Seventy years ago, on June 6, 1944, the Allies’ liberation of Europe began with D-Day. Anyone who has had the privilege to travel to Saint-Laurent-sur-Mer in France and walk Omaha Beach and the surrounding area is struck by the incredibly steep and intimidating terrain faced by anyone approaching from the sea. Reentering the civilian workforce after completing military service in Iraq or Afghanistan should pose no such challenge. READ MORE

Thank You for Your Service: The Broad Protections Granted to Members of the U.S. Military Returning to the Civilian Workforce

People Walking

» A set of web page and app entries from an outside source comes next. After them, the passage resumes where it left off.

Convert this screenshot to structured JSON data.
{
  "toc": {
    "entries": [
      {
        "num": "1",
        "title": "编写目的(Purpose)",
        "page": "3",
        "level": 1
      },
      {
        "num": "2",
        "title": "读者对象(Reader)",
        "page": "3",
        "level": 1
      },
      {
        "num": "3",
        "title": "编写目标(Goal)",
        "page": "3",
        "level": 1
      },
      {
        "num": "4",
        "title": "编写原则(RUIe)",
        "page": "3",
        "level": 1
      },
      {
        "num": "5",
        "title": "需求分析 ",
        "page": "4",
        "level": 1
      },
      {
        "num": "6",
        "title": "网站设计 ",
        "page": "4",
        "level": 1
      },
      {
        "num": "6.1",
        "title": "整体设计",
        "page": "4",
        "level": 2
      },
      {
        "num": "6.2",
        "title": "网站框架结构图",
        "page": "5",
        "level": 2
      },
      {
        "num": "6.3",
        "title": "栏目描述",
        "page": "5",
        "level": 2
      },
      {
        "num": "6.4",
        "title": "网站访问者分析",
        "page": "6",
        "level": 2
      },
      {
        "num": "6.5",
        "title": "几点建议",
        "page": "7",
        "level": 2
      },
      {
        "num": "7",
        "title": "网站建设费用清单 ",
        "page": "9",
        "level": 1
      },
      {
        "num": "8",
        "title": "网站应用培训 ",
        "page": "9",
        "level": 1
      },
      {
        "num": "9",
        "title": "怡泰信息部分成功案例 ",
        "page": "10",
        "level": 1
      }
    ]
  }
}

Images of American flags and proud men and women in uniform were all around last month, as they are every Memorial Day. It is a good time to reflect on the military service of so many of our fellow citizens. It is also a good time for employers to familiarize themselves with their obligations toward members of the U.S. military returning to the civilian workforce. READ MORE